Your first step towards defending your code against data theft starts with choosing the right programming language. There’s a variety of programming languages that you can use to code. While it’s important to choose one that suits your skill level and your project’s needs, choosing one based on its limitations and vulnerabilities can help too.
For example, programming in C can expose you to buffer errors. Choosing Java, a popular programming language, also renders code vulnerable to information leaks and deserialization issues. The point is that you have to weigh the pros and cons of each programming language before you commit to using it for your project.
Use a Code Editor
A code editor is used by programmers to assist them in writing and manipulating code. It’s worth noting that its use isn’t just limited to just that. In fact, it also helps in bolstering the security of your code. Editors have various features that help programmers get the job done.
For example, some editors have plug-ins that scan your code for vulnerabilities in real time. Other features like syntax highlighting and error detection spot errors that could otherwise lead to security vulnerabilities. Even the auto-completion feature reduces the amount of typos in code, ensuring robust code. In popular tools like Git, you can track code changes, which streamlines collaboration while maintaining the integrity and security of code.
Take Note of the Least Privilege Principle
When it comes to protecting your code, keep in mind the least privilege principle. In simpler terms, this concept limits user access rights to only what is essential. By doing this, you limit the potential damage from accidents or even deliberate actions that might lead to source code exfiltration. Ensure that you adjust the access levels periodically, as needed, to ensure that they remain appropriate.
It’s common advice, but it’s often advised for good reason. Don’t forget to update your software, libraries, and systems. As hackers are getting smarter and finding new ways to exploit vulnerabilities in code, it helps to update your software on the regular. New versions of software patch security flaws. If your version is outdated, your code is more vulnerable to data theft.
Protecting your data, both in transit and at rest, will involve data encryption. Start with your network controls and ensure that they’re robust enough. Solutions like setting up firewalls will help secure networks against cyber threats.
Alternatively, using protected tunnels such as HTTPS or SSL/TLS is also an excellent option. For data at rest in particular, you can use an algorithm that converts your data into cipher text, only allowing it to be decrypted with a key.
If you’re looking to elevate your code’s security, you can’t forget about your first line of defense against data theft: employees. All your efforts will prove futile if your team does not have a full understanding of basic cybersecurity practices.
Security training involves a broad scope and a continuous effort.

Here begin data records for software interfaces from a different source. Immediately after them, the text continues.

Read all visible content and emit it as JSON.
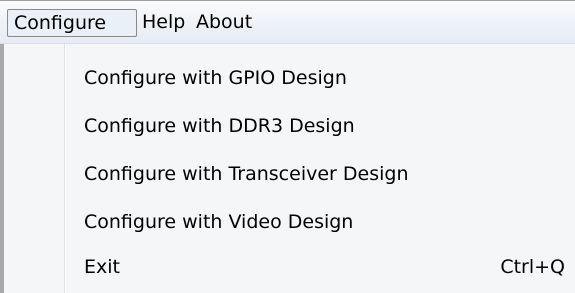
{
  "menubar": {
    "items": [
      {
        "label": "Configure",
        "open": true
      },
      {
        "label": "Help"
      },
      {
        "label": "About"
      }
    ]
  },
  "dropdown": {
    "items": [
      {
        "label": "Configure with GPIO Design",
        "shortcut": ""
      },
      {
        "label": "Configure with DDR3 Design",
        "shortcut": ""
      },
      {
        "label": "Configure with Transceiver Design",
        "shortcut": ""
      },
      {
        "label": "Configure with Video Design",
        "shortcut": ""
      },
      {
        "label": "Exit",
        "shortcut": "Ctrl+Q"
      }
    ]
  }
}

Hence, it’s not a one-time task due to the ever-changing nature of our digital world. Discuss topics about phishing awareness, password policies, safe browsing practices, and incident reports. If you cultivate a culture of security in your team, it builds another barrier for your organization to stay protected from cyber attacks.
Regular Code Reviews

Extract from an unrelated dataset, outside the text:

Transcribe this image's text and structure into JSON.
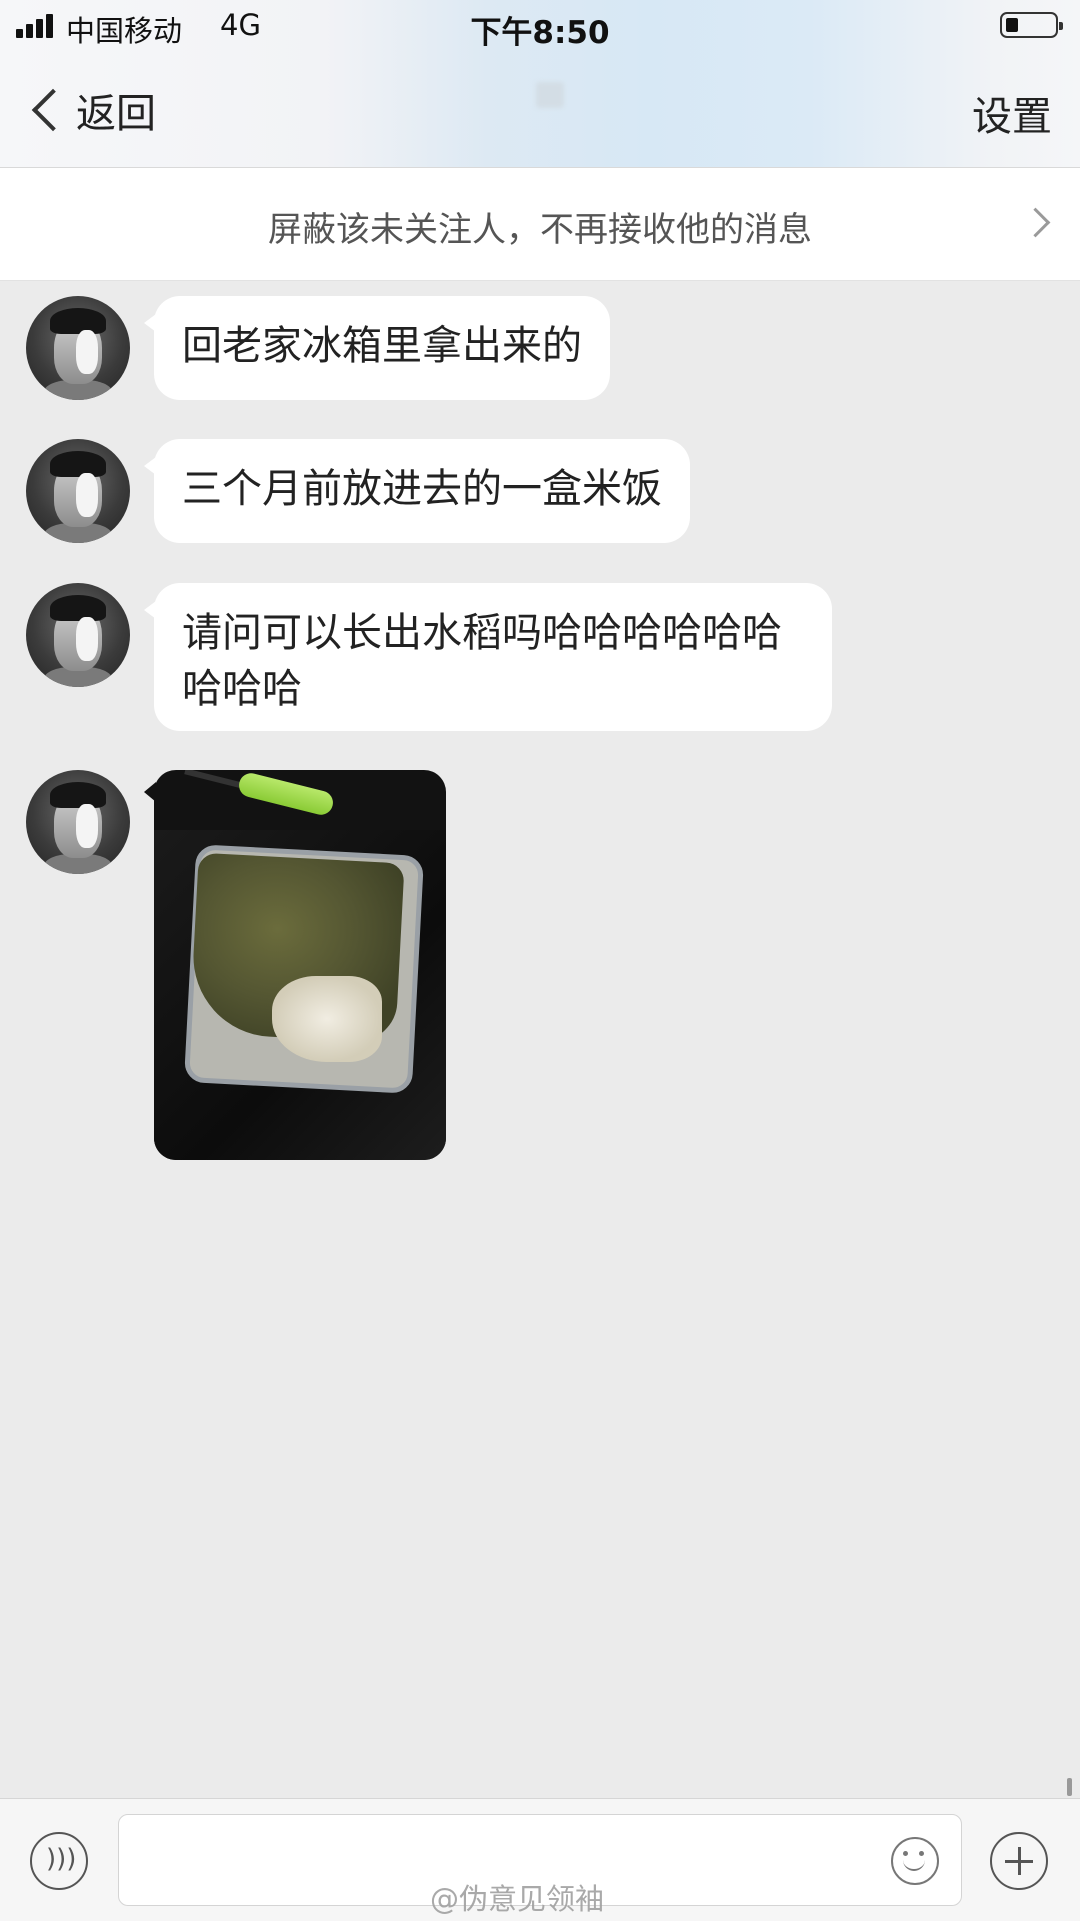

No code is perfect. Even the most experienced developers commit simple errors, overlook best practices, and miss potential vulnerabilities. Regular code reviews serve as an important checkpoint to ensure that your code is functional and secure.
Assign designated reviewers to scrutinize code. Usually, you’ll have to go with someone more experienced or with a niche skill set. Once a developer submits their code for review, they have to be receptive to feedback. In succeeding projects, they can then learn from this and iterate upon the standard practices to continuously improve code quality.

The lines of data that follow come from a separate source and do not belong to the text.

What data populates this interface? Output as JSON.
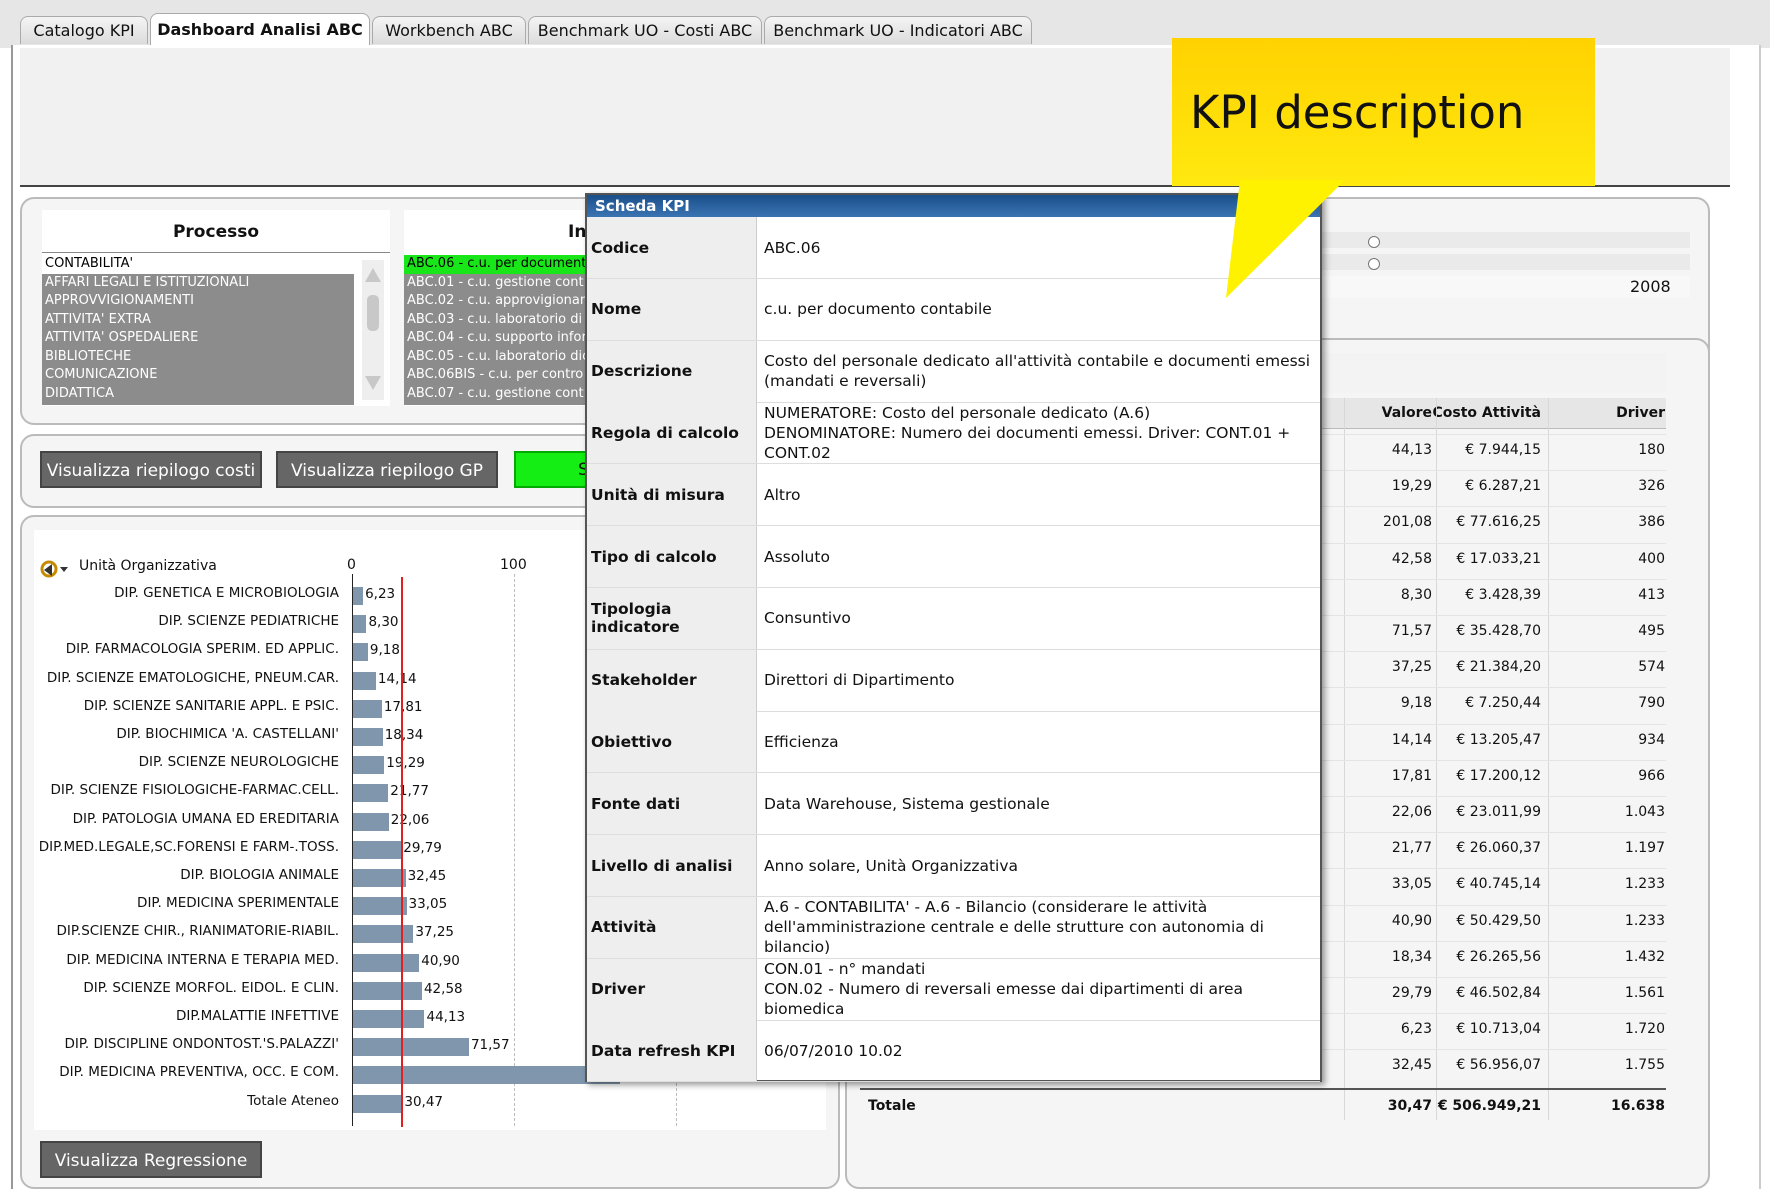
{
  "tabs": [
    "Catalogo KPI",
    "Dashboard Analisi ABC",
    "Workbench ABC",
    "Benchmark UO - Costi ABC",
    "Benchmark UO - Indicatori ABC"
  ],
  "processo": {
    "title": "Processo",
    "items": [
      "CONTABILITA'",
      "AFFARI LEGALI E ISTITUZIONALI",
      "APPROVVIGIONAMENTI",
      "ATTIVITA' EXTRA",
      "ATTIVITA' OSPEDALIERE",
      "BIBLIOTECHE",
      "COMUNICAZIONE",
      "DIDATTICA"
    ]
  },
  "indicatori": {
    "title": "In",
    "items": [
      "ABC.06 - c.u. per document",
      "ABC.01 - c.u. gestione cont",
      "ABC.02 - c.u. approvigionan",
      "ABC.03 - c.u. laboratorio di i",
      "ABC.04 - c.u. supporto infor",
      "ABC.05 - c.u. laboratorio dic",
      "ABC.06BIS - c.u. per contro",
      "ABC.07 - c.u. gestione cont"
    ]
  },
  "buttons": {
    "riepilogo_costi": "Visualizza riepilogo costi",
    "riepilogo_gp": "Visualizza riepilogo GP",
    "green_partial": "S",
    "regressione": "Visualizza Regressione"
  },
  "year": "2008",
  "chart_data": {
    "type": "bar",
    "axis_title": "Unità Organizzativa",
    "ticks": [
      "0",
      "100"
    ],
    "xlim": [
      0,
      250
    ],
    "reference_line": 30.47,
    "categories": [
      "DIP. GENETICA E MICROBIOLOGIA",
      "DIP. SCIENZE PEDIATRICHE",
      "DIP. FARMACOLOGIA SPERIM. ED APPLIC.",
      "DIP. SCIENZE EMATOLOGICHE, PNEUM.CAR.",
      "DIP. SCIENZE SANITARIE APPL. E PSIC.",
      "DIP. BIOCHIMICA 'A. CASTELLANI'",
      "DIP. SCIENZE NEUROLOGICHE",
      "DIP. SCIENZE FISIOLOGICHE-FARMAC.CELL.",
      "DIP. PATOLOGIA UMANA ED EREDITARIA",
      "DIP.MED.LEGALE,SC.FORENSI E FARM-.TOSS.",
      "DIP. BIOLOGIA ANIMALE",
      "DIP. MEDICINA SPERIMENTALE",
      "DIP.SCIENZE CHIR., RIANIMATORIE-RIABIL.",
      "DIP. MEDICINA INTERNA E TERAPIA MED.",
      "DIP. SCIENZE MORFOL. EIDOL. E CLIN.",
      "DIP.MALATTIE INFETTIVE",
      "DIP. DISCIPLINE ONDONTOST.'S.PALAZZI'",
      "DIP. MEDICINA PREVENTIVA, OCC. E COM.",
      "Totale Ateneo"
    ],
    "values": [
      6.23,
      8.3,
      9.18,
      14.14,
      17.81,
      18.34,
      19.29,
      21.77,
      22.06,
      29.79,
      32.45,
      33.05,
      37.25,
      40.9,
      42.58,
      44.13,
      71.57,
      201.08,
      30.47
    ],
    "labels": [
      "6,23",
      "8,30",
      "9,18",
      "14,14",
      "17,81",
      "18,34",
      "19,29",
      "21,77",
      "22,06",
      "29,79",
      "32,45",
      "33,05",
      "37,25",
      "40,90",
      "42,58",
      "44,13",
      "71,57",
      "",
      "30,47"
    ]
  },
  "table": {
    "headers": [
      "Valore",
      "Costo Attività",
      "Driver"
    ],
    "rows": [
      [
        "44,13",
        "€ 7.944,15",
        "180"
      ],
      [
        "19,29",
        "€ 6.287,21",
        "326"
      ],
      [
        "201,08",
        "€ 77.616,25",
        "386"
      ],
      [
        "42,58",
        "€ 17.033,21",
        "400"
      ],
      [
        "8,30",
        "€ 3.428,39",
        "413"
      ],
      [
        "71,57",
        "€ 35.428,70",
        "495"
      ],
      [
        "37,25",
        "€ 21.384,20",
        "574"
      ],
      [
        "9,18",
        "€ 7.250,44",
        "790"
      ],
      [
        "14,14",
        "€ 13.205,47",
        "934"
      ],
      [
        "17,81",
        "€ 17.200,12",
        "966"
      ],
      [
        "22,06",
        "€ 23.011,99",
        "1.043"
      ],
      [
        "21,77",
        "€ 26.060,37",
        "1.197"
      ],
      [
        "33,05",
        "€ 40.745,14",
        "1.233"
      ],
      [
        "40,90",
        "€ 50.429,50",
        "1.233"
      ],
      [
        "18,34",
        "€ 26.265,56",
        "1.432"
      ],
      [
        "29,79",
        "€ 46.502,84",
        "1.561"
      ],
      [
        "6,23",
        "€ 10.713,04",
        "1.720"
      ],
      [
        "32,45",
        "€ 56.956,07",
        "1.755"
      ]
    ],
    "total": {
      "label": "Totale",
      "valore": "30,47",
      "costo": "€ 506.949,21",
      "driver": "16.638"
    }
  },
  "modal": {
    "title": "Scheda KPI",
    "rows": [
      {
        "key": "Codice",
        "value": "ABC.06"
      },
      {
        "key": "Nome",
        "value": "c.u. per documento contabile"
      },
      {
        "key": "Descrizione",
        "value": "Costo del personale dedicato all'attività contabile e documenti emessi\n(mandati e reversali)"
      },
      {
        "key": "Regola di calcolo",
        "value": "NUMERATORE: Costo del personale dedicato (A.6)\nDENOMINATORE: Numero dei documenti emessi. Driver: CONT.01 +\nCONT.02"
      },
      {
        "key": "Unità di misura",
        "value": "Altro"
      },
      {
        "key": "Tipo di calcolo",
        "value": "Assoluto"
      },
      {
        "key": "Tipologia indicatore",
        "value": "Consuntivo"
      },
      {
        "key": "Stakeholder",
        "value": "Direttori di Dipartimento"
      },
      {
        "key": "Obiettivo",
        "value": "Efficienza"
      },
      {
        "key": "Fonte dati",
        "value": "Data Warehouse, Sistema gestionale"
      },
      {
        "key": "Livello di analisi",
        "value": "Anno solare, Unità Organizzativa"
      },
      {
        "key": "Attività",
        "value": "A.6 - CONTABILITA' - A.6 - Bilancio (considerare le attività\ndell'amministrazione centrale e delle strutture con autonomia di bilancio)"
      },
      {
        "key": "Driver",
        "value": "CON.01 - n° mandati\nCON.02 - Numero di reversali emesse dai dipartimenti di area biomedica"
      },
      {
        "key": "Data refresh KPI",
        "value": "06/07/2010 10.02"
      }
    ]
  },
  "callout": "KPI description"
}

Keep Data Backups
Always have a backup plan. That statement applies to all aspects of our lives and protecting digital data is no exception. Backups are a reliable way to restore information in the event that a data breach occurs.
You’ll first have to identify the critical data and choose appropriate backup solutions, whether on-site, off-site, or cloud-based. Don’t forget to configure your backup tool and customize it according to your needs. That includes the frequency of your backups, for instance.
The journey to protecting your code from data theft is indeed lengthy, requiring the adoption of a comprehensive strategy. Choosing the right programming language, conducting regular code reviews, and keeping data backups are just some of the many approaches to building strong defenses against data theft. As we traverse through the complexities of today’s digital world, every precaution we take provides assurance that our code, and the data that it interacts with, is in good hands.